Here is a little quiz:
1. What distinguished American rabbi, in the Passover Haggadah he published in 1983, wrote these words: "Despite the fact that there is tension between particularism and universalism, between chauvinism and cosmopolitanism, both are part of the Jew's lifecycle. That they can be reconciled is an important motif of the Kiddush. By making reference in this blessing to both the creation of the world and the Exodus from Egypt, we affirm that there is no conflict between the two."
And also: "We remember that our cup of celebration cannot be full to the brim if our redemption was brought about as a result of the destruction of human beings."
2. What distinguished American rabbi, who later made aliyah and now lives in Israel, said this in 1984: "I don't say it with pride, I don't say it with joy, I don't say it with happiness, [but] if you're fighting for fundamental survival, there's very little emotional energy left for anything else… If I am a Jew living in a foreign host country, I don't have that much responsibility. The truth is, I can walk down Broadway and I can see a bag lady, and I can see a drunk, and it's not correct but it's normal and human, and I'm not justifying it, but I can say to myself, `It's not my bag lady, it's not my drunk,' and to a certain extent, I can evade responsibility for those people."
No one contributed more to the rekindling of Jewish enthusiasms in the 1970s than the author of both these statements, Rabbi Shlomo Riskin, then of Lincoln Square Synagogue in New York. And Riskin, given his views on the limitations built into living in "a foreign host country," had the intellectual grace to pick himself up and move to Israel — where, presumably, he would not feel the conflict he acknowledged feeling here. He could be Rabbi Riskin of the God universal rather than Rabbi Riskin of the inevitably constricted diaspora condition.
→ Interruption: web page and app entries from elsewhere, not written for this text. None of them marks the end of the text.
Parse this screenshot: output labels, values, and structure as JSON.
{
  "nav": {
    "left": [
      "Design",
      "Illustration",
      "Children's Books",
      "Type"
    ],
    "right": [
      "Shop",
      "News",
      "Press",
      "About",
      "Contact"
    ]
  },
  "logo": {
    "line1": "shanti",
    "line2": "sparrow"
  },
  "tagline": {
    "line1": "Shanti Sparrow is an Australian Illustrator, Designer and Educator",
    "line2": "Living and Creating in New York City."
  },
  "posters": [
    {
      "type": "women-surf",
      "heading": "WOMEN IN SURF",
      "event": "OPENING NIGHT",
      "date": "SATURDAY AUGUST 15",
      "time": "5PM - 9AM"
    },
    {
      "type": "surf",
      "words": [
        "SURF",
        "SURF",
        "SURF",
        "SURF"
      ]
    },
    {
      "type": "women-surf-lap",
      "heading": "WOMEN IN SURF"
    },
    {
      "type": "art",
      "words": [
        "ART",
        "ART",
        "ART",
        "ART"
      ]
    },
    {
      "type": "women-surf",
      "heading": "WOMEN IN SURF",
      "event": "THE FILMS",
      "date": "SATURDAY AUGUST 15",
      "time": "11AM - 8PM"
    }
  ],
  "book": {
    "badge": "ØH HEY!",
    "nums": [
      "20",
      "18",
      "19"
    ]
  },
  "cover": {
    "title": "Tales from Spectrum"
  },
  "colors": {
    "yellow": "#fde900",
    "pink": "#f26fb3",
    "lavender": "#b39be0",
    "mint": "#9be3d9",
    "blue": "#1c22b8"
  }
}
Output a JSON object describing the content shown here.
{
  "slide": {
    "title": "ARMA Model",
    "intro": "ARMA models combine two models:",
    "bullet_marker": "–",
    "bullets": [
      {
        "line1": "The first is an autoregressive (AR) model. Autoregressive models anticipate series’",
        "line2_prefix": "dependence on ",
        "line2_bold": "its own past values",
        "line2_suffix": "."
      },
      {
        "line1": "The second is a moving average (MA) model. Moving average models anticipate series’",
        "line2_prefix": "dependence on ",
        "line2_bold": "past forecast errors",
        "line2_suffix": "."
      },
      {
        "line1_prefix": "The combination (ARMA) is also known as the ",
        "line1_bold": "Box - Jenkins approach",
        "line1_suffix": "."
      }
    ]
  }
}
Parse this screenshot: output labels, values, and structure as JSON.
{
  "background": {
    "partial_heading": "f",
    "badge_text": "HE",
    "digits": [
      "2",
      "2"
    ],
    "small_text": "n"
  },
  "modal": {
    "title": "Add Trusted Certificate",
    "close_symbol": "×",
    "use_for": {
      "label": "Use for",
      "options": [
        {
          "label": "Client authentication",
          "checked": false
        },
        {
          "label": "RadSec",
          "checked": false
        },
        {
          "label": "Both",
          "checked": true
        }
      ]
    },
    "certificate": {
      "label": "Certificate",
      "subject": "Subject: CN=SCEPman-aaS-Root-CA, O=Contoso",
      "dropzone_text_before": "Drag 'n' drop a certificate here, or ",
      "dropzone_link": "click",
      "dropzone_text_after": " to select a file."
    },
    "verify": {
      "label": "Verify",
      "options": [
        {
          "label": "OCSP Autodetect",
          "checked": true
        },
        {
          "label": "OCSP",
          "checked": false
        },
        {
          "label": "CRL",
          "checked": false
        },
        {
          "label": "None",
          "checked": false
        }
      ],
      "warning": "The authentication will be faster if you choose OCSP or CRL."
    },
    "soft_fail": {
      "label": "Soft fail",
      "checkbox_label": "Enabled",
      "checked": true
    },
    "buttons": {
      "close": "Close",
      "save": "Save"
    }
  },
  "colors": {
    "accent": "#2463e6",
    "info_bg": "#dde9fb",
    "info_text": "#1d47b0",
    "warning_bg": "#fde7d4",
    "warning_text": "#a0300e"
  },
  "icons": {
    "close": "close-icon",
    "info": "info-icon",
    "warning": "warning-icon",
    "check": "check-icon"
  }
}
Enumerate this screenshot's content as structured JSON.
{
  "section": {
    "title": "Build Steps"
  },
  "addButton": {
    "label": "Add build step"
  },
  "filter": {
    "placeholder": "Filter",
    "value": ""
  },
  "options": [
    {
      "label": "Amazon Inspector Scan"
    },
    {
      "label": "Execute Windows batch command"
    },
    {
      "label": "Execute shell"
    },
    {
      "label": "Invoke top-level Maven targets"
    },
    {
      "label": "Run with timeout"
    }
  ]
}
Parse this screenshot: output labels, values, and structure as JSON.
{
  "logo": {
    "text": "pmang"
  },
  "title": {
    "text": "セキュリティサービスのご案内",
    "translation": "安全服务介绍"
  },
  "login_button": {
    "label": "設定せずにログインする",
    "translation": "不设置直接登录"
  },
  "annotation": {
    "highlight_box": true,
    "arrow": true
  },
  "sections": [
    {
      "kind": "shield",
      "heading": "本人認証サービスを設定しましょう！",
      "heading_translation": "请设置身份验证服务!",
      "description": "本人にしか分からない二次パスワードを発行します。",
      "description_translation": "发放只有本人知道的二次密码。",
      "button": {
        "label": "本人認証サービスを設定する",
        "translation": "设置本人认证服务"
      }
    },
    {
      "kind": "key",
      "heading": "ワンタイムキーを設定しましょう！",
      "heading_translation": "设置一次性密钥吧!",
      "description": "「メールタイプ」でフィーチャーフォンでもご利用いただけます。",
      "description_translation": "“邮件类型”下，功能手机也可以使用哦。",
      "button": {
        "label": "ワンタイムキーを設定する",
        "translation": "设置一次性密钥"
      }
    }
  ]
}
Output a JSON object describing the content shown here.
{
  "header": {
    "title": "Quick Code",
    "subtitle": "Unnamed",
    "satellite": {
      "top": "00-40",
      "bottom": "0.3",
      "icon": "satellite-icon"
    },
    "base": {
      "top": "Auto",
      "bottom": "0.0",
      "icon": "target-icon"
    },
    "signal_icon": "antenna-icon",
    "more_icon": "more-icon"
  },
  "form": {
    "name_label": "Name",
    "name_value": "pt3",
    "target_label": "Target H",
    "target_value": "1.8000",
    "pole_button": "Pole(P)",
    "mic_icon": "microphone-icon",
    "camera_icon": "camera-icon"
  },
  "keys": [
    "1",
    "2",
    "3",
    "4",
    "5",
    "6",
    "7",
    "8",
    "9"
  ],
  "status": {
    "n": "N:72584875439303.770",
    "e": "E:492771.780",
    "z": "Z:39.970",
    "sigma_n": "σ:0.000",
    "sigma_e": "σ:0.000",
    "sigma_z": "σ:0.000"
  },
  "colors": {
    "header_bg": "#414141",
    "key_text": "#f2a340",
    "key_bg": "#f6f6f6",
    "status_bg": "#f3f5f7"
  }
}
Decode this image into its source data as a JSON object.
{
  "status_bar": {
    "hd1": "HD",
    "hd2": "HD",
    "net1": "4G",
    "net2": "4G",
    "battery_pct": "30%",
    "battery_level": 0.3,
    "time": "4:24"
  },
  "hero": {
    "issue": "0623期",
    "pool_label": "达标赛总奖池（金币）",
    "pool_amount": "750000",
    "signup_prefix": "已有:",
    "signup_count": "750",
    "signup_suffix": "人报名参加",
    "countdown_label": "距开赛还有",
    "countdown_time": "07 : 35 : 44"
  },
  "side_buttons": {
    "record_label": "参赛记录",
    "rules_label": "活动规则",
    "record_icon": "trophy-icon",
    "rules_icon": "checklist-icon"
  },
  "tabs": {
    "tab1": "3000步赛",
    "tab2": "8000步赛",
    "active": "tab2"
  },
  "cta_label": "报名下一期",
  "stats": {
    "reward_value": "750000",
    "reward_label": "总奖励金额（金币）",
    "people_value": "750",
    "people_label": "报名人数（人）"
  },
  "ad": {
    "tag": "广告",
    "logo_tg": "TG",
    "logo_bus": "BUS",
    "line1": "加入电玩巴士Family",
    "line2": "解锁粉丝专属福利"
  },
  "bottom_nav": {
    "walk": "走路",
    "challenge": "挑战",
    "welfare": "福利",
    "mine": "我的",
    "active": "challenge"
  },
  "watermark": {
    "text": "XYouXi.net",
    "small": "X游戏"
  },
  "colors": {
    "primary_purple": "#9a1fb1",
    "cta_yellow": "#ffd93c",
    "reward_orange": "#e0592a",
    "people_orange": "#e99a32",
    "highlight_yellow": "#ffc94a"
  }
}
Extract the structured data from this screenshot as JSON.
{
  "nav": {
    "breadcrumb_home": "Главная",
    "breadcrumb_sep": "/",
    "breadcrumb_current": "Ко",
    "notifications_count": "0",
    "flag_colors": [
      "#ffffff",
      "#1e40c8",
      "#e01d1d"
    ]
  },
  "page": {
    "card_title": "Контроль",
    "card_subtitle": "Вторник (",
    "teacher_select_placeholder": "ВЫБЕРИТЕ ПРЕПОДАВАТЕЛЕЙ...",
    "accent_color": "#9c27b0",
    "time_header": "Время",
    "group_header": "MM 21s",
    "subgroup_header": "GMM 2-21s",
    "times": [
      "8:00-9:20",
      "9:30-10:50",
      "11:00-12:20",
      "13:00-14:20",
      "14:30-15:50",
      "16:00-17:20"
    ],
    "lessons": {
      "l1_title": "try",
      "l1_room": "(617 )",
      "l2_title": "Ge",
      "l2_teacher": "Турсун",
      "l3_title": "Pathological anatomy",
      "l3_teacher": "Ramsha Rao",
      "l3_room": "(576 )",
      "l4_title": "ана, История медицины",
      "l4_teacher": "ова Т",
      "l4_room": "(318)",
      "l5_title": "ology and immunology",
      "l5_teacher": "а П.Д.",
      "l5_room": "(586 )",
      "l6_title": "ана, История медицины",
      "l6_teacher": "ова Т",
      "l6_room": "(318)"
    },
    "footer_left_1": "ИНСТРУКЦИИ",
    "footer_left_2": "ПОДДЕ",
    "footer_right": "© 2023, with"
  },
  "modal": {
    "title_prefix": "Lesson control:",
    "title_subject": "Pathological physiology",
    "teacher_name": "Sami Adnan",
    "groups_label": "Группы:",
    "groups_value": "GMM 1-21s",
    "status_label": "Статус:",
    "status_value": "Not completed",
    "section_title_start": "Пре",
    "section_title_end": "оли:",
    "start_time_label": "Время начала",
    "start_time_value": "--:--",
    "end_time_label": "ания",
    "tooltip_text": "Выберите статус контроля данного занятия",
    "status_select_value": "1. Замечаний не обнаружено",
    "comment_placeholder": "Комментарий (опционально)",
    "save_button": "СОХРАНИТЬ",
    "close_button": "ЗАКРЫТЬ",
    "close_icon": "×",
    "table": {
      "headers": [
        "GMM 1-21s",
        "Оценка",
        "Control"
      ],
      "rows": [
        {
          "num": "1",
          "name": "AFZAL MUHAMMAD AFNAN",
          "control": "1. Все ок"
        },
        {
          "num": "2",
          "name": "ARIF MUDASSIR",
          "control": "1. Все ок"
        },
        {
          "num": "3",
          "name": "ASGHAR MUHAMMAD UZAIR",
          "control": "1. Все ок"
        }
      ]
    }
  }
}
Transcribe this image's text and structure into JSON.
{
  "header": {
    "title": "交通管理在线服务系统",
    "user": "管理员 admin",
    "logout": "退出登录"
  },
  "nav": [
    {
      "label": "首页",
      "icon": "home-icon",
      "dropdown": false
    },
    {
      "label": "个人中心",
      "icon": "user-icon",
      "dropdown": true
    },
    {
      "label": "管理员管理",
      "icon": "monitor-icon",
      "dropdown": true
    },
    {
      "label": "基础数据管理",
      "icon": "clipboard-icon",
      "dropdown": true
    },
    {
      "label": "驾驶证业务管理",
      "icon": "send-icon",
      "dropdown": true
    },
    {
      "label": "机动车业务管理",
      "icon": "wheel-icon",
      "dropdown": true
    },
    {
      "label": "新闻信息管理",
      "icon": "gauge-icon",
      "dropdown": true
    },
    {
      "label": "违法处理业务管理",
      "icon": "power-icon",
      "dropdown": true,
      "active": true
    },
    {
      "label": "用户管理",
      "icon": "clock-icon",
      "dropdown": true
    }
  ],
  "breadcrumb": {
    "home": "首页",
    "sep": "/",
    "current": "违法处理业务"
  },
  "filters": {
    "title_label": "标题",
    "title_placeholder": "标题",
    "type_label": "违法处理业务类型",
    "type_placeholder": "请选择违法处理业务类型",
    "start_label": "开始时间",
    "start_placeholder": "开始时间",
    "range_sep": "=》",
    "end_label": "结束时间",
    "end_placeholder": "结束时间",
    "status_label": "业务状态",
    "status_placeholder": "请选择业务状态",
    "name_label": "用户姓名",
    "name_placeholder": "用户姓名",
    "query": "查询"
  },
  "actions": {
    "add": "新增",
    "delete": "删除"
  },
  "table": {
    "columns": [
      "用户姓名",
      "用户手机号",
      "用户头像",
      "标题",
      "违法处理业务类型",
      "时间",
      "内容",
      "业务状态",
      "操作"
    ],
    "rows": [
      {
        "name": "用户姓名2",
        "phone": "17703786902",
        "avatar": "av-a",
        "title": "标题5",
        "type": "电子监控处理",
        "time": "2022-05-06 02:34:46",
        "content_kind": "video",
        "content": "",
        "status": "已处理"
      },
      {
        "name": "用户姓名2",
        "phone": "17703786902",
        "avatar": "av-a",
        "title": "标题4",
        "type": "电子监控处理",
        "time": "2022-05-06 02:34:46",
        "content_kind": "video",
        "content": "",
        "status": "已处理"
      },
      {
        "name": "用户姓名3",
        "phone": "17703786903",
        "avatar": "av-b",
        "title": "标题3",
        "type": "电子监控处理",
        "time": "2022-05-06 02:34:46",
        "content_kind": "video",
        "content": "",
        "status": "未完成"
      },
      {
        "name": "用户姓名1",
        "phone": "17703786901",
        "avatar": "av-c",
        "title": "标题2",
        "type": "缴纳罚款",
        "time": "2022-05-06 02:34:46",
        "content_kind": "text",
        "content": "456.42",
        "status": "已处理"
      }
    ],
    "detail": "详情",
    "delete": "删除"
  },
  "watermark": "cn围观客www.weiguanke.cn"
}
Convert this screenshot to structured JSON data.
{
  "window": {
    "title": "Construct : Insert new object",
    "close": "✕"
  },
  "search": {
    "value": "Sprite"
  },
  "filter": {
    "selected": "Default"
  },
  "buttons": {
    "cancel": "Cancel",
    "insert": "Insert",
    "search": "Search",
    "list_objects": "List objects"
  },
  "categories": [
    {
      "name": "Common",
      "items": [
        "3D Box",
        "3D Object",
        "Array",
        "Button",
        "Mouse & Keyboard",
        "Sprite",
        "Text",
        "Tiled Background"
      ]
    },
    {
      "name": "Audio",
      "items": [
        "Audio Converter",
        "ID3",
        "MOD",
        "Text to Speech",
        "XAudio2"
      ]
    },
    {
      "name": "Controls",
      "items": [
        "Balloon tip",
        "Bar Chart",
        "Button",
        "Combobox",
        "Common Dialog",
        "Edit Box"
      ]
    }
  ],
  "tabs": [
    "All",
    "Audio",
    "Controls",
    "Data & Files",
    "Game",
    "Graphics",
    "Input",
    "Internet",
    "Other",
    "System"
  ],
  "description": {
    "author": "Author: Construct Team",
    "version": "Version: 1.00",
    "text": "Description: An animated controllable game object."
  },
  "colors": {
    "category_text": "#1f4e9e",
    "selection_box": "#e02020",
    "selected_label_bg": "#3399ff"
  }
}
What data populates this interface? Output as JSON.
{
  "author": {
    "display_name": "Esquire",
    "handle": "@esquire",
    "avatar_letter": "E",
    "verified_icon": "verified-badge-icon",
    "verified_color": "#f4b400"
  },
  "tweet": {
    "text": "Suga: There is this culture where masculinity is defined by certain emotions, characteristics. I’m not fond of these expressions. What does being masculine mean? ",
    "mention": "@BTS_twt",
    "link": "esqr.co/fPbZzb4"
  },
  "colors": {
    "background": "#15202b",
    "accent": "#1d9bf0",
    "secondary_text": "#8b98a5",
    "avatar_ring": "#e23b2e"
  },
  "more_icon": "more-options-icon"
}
Well, not quite. As those who follow the unfolding story of settler civil disobedience in Israel know, Rabbi Shlomo Riskin has become one of the noisier chauvinist protesters. In his early years as rabbi of Efrat, a village between Bethlehem and Hebron — meaning, of course, a village in the West Bank — Riskin saw himself as a moderate, reaching out in kindness to Efrat's Arab neighbors. But now that there's momentum to the prospect of a "redeployment" of Israel's troops, and the area where Efrat is situated seems likely to be included in a Palestinian state, it's no more Mr. Nice Guy for Riskin.
I haven't spoken to Riskin in some years. I imagine, were I to refer him to his own Passover Haggadah language, he'd focus on the "life-cycle" to which he alludes, and assert that this is a time for chauvinism. And perhaps, notwithstanding his emphatic view that Prime Minister Rabin is a "radical," he'd assert that with regret, just as he seemed to regret his inability to regard the bag ladies just outside his New York synagogue as "his" bag ladies.
But lest we be seduced by the evidence of Riskin's internal conflict, concluding that he's surely no wild-eyed extremist, that he is a settler with soul, we should bear in mind that the issue here (as Riskin himself would surely agree) is not the soulfulness of the actor but the wisdom of the action. The "but he's such a nice person, so sensitive" argument is relevant only to the sorrow with which the observer must view the rabbi's actions.
The rabbi's civil disobedience is not the issue, not at all. It's jarring to encounter civil disobedience in Israel. But all of us who celebrate a free society, all of us who applauded civil disobedience when it happened here on behalf of civil rights, must not only accept that "it can happen there," but that the fact of its happening is a healthy development.
No, it's not Riskin's civil disobedience that saddens, and angers. It is, instead, the absolutism that informs it. Extremism in defense of virtue may not be a vice, but it is not a virtue to prefer land to peace, and that is what the Riskin position — shared, alas, by many others — comes down to.
Riskin is fond of calling attention to the vacuity of Israel's secular culture, and he's not entirely wrong in so doing, even though his exaggerations are, at best, unbecoming. The alternative he proposes is not vacuous; it is ominous. For when he says, as he does in the August issue of Moment, that the 1947 United Nations decision in favor of an independent Jewish state is essentially irrelevant, that the Jewish claim to Israel comes from "our Bible and history," he treads on exceedingly dangerous ground. In the context of international affairs, that is an extremist's claim; if the issue between Israel and its neighbors comes down to one people's bible against another's, then the end is inevitably about which people has the power to enforce its bible.
Riskin says, and means, that Israel's destiny is not to be a nation like all other nations, a "normal" nation, but to be a light unto the nations, a "holy" nation. The tension between normalcy and holiness is a healthy tension, but whatever we may mean by "holiness," it is entirely an internal affair; it is not to be dragged into our relations with others. To drag it in, to act on the conviction that we are holier than they, means to will for a Bosnian denouement. And, in any case, it is not holding on to Hebron — or Efrat — that will make us holy. Holiness is, among other things, about peacemaking; it is not, not ever, about acreage.